*** DATASET EXCERPTS Section Begins ***
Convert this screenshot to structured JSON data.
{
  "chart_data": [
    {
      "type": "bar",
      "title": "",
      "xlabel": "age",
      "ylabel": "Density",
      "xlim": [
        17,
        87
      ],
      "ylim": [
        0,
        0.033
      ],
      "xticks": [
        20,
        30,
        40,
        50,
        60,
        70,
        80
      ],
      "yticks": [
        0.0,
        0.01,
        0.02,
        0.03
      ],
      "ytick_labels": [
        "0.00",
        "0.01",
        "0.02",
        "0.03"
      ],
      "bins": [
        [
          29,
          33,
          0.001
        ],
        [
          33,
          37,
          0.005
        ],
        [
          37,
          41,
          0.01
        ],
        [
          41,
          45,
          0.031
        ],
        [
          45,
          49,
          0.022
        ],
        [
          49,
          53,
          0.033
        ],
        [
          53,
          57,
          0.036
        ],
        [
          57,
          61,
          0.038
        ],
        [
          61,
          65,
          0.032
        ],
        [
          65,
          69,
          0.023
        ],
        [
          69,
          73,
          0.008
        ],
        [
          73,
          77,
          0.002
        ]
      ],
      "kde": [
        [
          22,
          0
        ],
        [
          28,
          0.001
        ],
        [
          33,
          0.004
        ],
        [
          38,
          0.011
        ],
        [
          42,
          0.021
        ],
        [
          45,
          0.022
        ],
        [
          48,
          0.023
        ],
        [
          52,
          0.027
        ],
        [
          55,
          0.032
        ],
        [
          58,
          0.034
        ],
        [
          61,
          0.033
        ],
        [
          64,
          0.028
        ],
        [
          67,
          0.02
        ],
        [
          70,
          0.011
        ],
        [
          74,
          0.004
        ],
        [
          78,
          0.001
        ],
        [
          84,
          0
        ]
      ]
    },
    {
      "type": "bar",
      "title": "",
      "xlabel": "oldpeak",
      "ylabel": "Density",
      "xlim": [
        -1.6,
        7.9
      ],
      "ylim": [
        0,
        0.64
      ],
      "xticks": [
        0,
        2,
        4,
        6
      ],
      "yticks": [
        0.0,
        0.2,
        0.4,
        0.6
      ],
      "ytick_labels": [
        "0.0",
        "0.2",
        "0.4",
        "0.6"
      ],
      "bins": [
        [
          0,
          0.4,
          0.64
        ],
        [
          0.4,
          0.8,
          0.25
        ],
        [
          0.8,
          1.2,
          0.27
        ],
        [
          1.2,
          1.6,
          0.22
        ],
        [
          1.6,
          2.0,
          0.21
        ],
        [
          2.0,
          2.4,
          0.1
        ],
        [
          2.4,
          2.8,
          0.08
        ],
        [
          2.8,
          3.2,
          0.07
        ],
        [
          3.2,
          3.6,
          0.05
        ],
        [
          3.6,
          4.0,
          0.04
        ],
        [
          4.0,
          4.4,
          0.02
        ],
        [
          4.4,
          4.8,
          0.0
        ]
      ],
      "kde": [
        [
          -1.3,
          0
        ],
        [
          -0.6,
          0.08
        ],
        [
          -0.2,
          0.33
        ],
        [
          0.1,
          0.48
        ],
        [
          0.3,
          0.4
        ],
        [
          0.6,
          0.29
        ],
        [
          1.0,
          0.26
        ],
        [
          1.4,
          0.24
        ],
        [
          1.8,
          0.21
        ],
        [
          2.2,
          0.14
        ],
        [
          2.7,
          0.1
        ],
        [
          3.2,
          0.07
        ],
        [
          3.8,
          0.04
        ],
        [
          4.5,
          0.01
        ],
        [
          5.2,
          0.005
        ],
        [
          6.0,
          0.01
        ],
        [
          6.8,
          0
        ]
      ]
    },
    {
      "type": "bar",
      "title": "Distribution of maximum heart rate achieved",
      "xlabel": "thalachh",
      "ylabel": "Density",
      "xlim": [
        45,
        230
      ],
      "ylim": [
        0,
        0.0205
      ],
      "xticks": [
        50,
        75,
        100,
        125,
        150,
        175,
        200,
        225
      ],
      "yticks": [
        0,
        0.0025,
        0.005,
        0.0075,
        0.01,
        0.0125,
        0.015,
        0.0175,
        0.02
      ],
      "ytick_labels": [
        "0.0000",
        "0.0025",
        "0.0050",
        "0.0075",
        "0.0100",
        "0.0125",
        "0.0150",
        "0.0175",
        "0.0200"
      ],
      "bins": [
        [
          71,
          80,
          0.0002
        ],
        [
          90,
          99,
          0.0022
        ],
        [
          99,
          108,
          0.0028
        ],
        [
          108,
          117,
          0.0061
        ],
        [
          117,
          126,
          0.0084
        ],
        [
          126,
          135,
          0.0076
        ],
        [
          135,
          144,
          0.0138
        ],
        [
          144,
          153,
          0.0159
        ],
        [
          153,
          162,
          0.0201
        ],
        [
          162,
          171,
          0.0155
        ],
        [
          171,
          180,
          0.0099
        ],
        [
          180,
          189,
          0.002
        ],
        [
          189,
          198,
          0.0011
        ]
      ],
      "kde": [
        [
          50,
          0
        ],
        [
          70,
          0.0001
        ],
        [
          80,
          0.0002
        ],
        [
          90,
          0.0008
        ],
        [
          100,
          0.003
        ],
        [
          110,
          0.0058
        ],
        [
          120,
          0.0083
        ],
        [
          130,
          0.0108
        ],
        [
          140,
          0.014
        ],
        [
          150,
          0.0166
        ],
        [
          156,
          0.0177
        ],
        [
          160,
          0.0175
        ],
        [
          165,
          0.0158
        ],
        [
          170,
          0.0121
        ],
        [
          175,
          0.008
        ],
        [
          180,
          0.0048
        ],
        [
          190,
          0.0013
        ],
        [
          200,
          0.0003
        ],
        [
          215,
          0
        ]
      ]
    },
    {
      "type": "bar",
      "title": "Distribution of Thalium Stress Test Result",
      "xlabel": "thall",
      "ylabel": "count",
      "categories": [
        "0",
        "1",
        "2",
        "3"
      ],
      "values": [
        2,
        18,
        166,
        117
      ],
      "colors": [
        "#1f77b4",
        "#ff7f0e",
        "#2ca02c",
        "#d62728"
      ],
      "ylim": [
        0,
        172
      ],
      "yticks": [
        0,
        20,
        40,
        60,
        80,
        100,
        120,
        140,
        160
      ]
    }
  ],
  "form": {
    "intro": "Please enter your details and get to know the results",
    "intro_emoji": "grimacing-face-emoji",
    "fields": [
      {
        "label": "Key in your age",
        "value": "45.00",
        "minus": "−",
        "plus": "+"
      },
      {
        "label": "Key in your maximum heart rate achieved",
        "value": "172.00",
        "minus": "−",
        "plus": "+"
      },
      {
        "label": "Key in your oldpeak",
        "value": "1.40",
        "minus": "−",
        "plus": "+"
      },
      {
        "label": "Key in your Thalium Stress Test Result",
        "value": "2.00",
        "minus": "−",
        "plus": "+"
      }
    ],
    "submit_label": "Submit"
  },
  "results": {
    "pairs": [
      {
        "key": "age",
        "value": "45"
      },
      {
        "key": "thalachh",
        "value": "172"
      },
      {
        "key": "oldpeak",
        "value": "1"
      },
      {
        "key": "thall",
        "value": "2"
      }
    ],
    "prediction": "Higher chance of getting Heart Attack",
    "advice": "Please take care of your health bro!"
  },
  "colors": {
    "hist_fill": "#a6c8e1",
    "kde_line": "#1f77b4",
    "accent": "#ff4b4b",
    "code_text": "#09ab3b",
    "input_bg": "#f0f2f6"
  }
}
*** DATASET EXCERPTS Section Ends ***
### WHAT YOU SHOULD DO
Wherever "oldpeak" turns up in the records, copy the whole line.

### OUTPUT BELOW
      "xlabel": "oldpeak",
        "label": "Key in your oldpeak",
        "key": "oldpeak",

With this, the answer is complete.